The POSSE Project
Posse: a group of people summoned by a sheriff to aid in law enforcement.
Engineering a critical information infrastructure requires trustworthy software
components have proven challenging to implement, as the work
involved requires detailed analysis of the ``fault-tree'' of security
penetrations, and coping with all the leaves of such a tree. The cost
(and delay in time-to-market) for such analysis has inhibited commercial
availability of such systems. Yet the need for high assurance systems
grows with our reliance on the software components of our
systems. While formal methods offer considerable promise, they have
failed to successfully describe systems as deployed, and thus
represent an additional cost beyond the already onerous analysis.
Our approach, Portable Open Source Security
Elements (POSSE), will make a dramatic difference.
Our team is composed of the core teams of the
OpenBSD, OpenSSH and OpenSSL projects with the addition of some University
researchers. First, we will deliver
security-audited software. There is no ``silver bullet'' which removes the need for analysis and
testing in building trustworthy software.
OpenBSD has had no successful remote root attacks in
over 3 years, and is characterized by its approach of careful audit,
including fixing subsystems before they are distributed as part of
OpenBSD. It is for this reason widely used in contexts such
as embedded systems and systems for security purposes such as
firewalls and NFR. Second, a security-focused UNIX variant can inform
and influence the design of systems with similar
ancestry and ``raise the bar'' for crackers. Any operating system
monoculture, whether it be a version of Windows(TM) in the commercial
sector or Linux in the open source sector, is extremely
dangerous. Finally, we will
greatly accelerate our development efforts, and support
many desirable security technologies and features.
Specific tasks we will undertake in POSSE include:
The most important contribution of POSSE will be its creation of a
security-conscious community of open source developers.
Audit and improve the OpenSSL software, which is widely used to
support e-commerce. Improvements will include OpenSSL support for
hardware cryptographic acceleration.
Design a portable kernel interface for OpenSSL to communicate with
kernel-supported hardware cryptography devices.
Import bootstrap integrity checking developed by researchers
at the University of Maryland.
IPsec support for application-keying/policies.
/dev/policy policy device. This was prototyped in our earlier
work on a distributed firewall for OpenBSD, but it reusable in all

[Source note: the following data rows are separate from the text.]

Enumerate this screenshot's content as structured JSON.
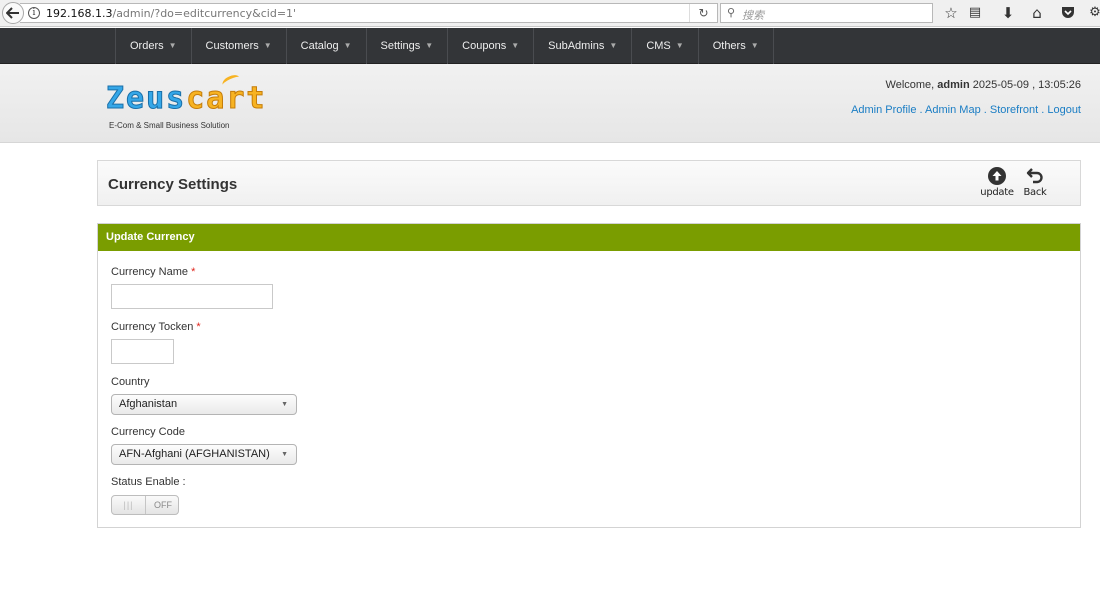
{
  "browser": {
    "url_host": "192.168.1.3",
    "url_path": "/admin/?do=editcurrency&cid=1'",
    "search_placeholder": "搜索",
    "icons": [
      "back-icon",
      "info-icon",
      "reload-icon",
      "search-icon",
      "star-icon",
      "reader-icon",
      "download-icon",
      "home-icon",
      "pocket-icon",
      "extension-icon"
    ]
  },
  "nav": {
    "items": [
      {
        "label": "Orders"
      },
      {
        "label": "Customers"
      },
      {
        "label": "Catalog"
      },
      {
        "label": "Settings"
      },
      {
        "label": "Coupons"
      },
      {
        "label": "SubAdmins"
      },
      {
        "label": "CMS"
      },
      {
        "label": "Others"
      }
    ]
  },
  "header": {
    "logo_text_1": "Zeus",
    "logo_text_2": "cart",
    "tagline": "E-Com & Small Business Solution",
    "welcome_prefix": "Welcome, ",
    "username": "admin",
    "datetime": " 2025-05-09 , 13:05:26",
    "links": [
      "Admin Profile",
      "Admin Map",
      "Storefront",
      "Logout"
    ]
  },
  "page": {
    "title": "Currency Settings",
    "update_label": "update",
    "back_label": "Back"
  },
  "form": {
    "heading": "Update Currency",
    "currency_name_label": "Currency Name",
    "currency_name_value": "",
    "currency_token_label": "Currency Tocken",
    "currency_token_value": "",
    "required_mark": "*",
    "country_label": "Country",
    "country_value": "Afghanistan",
    "currency_code_label": "Currency Code",
    "currency_code_value": "AFN-Afghani (AFGHANISTAN)",
    "status_label": "Status Enable :",
    "status_value": "OFF",
    "status_handle": "|||"
  },
  "colors": {
    "nav_bg": "#333538",
    "panel_head": "#7a9d00",
    "link": "#1a7dc4",
    "required": "#e0241b"
  }
}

kinds of contexts involving security.
Merge of features from the Security-enhanced Linux work recently
released by the NSA; the /dev/policy work is related to this as
Extended attributes for FFS (imported from Trusted BSD), and ACLs for
the filesystem built on top of the extended attributes.
- "TAPI: Transactions for
Accessing Public Infrastructure"
- Matt Blaze, John
Ioannidis, Sotiris Ioannidis, Angelos D. Keromytis, Pekka Nikander,
and Vassilis Prevelakis. To appear in the Proceedings of the 8th
IFIP Personal Wireless Communications (PWC) Conference. September
2003, Venice, Italy.
- "Design and Implementation of
Virtual Private Services"
- Sotiris Ioannidis, Steven
M. Bellovin, John Ioannidis, Angelos D. Keromytis, and Jonathan
M. Smith. In Proceedings of the IEEE International Workshops on
Enabling Technologies: Infrastructure for Collaborative Enterprises
(WETICE), Workshop on Enterprise Security, Special Session on Trust
Management in Collaborative Global Computing. June 2003, Linz,
- "WebDAVA: An Administrator-Free Approach To
- Alexander Levine, Vassilis Prevelakis, John
Ioannidis, Sotiris Ioannidis, and Angelos D. Keromytis. In
the Proceedings of the IEEE International Workshops on Enabling
Technologies: Infrastructure for Collaborative Enterprises (WETICE), Workshop
on Distributed and Mobile Collaboration. June 2003, Linz,
- "Secure and Flexible Global File Sharing"
- Stefan Miltchev, Vassilis Prevelakis, Sotiris Ioannidis, John
Ioannidis, Angelos D. Keromytis, and Jonathan M. Smith.
In Proceedings of USENIX 2003 Annual Technical Conference, Freenix
Track, pp. 165
- 178. June 2003, San Antonio, TX.
- "A Study of the Relative Costs of Network Security Protocols"
- Stefan Miltchev, Sotiris Ioannidis, and Angelos Keromytis. In Proceedings of
USENIX 2002 Annual Technical Conference, Freenix Track. June 2002,
- "Fileteller: Paying and Getting Paid for File Storage"
- John Ioannidis, Sotiris Ioannidis, Angelos
D. Keromytis, and Vassilis Prevelakis. In Proceedings of
Financial Cryptography (FC) 2002. March 2002,
- "Secure and Flexible Global File Sharing"
- Stefan Miltchev, Vassilis Prevelakis, Sotiris Ioannidis, Angelos D. Keromytis, Jonathan M. Smith.
Technical Report MS-CIS-01-23, November 2001, University of Pennsylvania.